Just six hundred metres from Eisho-ji is a temple that blooms year round. Kaizo-ji, founded in 1394, is most famous for its bush clover, which blooms in September. The temple, of the Kenchoji school of Rinzai Zen Buddhism, is also a great spot for plum-blossom viewing and koyo (fall foliage).
Behind the main temple building is a large garden with a pond. Though it’s not often open to the public, visitors can see the garden from the yagura (cave tombs) to the left of the main shrine building.
Another building houses the main objects of worship (Yakushi Nyorai among others), which are on display rather than locked up like at some other temples.
Near the yagura is a path that leads to a grotto with sixteen small wells, each roughly 40 centimetres deep and 70 centimetres in diameter. What were the wells used for? The Kamakura Today website says the following:

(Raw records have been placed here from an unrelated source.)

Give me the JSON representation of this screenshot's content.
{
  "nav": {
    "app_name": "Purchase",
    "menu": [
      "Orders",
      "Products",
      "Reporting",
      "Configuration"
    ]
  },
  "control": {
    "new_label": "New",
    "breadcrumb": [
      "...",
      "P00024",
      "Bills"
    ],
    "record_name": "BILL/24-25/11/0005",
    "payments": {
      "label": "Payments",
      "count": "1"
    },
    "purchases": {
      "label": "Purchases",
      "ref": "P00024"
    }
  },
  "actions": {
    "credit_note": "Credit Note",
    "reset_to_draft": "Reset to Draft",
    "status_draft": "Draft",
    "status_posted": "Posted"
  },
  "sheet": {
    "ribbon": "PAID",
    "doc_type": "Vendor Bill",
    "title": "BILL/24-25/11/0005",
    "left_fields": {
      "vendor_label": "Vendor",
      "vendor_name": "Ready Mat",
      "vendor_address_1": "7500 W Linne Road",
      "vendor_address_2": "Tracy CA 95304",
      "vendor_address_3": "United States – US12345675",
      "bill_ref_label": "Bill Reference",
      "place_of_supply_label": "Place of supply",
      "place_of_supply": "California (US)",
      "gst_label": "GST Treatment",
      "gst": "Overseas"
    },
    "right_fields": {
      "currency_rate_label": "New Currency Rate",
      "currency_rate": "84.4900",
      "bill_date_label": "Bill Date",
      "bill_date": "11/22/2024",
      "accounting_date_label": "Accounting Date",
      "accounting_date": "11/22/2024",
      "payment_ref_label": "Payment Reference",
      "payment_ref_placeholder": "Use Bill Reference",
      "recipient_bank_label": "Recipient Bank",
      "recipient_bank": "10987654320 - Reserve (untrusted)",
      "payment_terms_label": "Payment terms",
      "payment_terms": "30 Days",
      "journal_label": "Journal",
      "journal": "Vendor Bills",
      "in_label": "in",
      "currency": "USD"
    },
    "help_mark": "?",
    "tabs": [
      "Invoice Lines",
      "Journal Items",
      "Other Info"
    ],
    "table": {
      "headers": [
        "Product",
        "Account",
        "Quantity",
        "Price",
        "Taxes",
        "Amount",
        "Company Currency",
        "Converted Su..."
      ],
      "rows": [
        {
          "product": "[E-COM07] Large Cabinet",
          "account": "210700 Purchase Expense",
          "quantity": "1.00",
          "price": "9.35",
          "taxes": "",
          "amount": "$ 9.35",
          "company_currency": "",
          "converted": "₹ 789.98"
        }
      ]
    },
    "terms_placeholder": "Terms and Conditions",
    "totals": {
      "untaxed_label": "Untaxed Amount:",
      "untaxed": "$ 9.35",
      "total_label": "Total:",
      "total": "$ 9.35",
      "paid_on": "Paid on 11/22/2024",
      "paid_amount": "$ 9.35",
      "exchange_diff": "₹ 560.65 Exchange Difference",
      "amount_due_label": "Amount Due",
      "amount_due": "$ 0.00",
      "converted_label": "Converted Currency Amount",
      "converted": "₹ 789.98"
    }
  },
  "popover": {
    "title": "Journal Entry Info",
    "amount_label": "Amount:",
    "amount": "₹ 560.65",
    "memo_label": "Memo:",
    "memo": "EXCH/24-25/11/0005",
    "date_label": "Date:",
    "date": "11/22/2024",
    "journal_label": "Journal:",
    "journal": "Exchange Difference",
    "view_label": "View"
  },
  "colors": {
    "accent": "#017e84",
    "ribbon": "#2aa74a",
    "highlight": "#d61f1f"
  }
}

What were those wells used for? Nobody knows for sure. The established view by the archaeologists is that they were used for burying ashes of the departed, but the Temple denies it saying each well represents a Bosatsu or Bodhisattva and the sacred water was dedicated to those Bosatsu.
Pilgrimage: Kamakura 33 Kannon Pilgrimage (temple # 26)
Kamakura 24 Jizo Pilgrimage (temple #15, however, the building that houses the Iwafune Jizo is not on the main Kaizo-ji grounds, but rather a short walk away.)
Iwafune Jizo (磐船地蔵)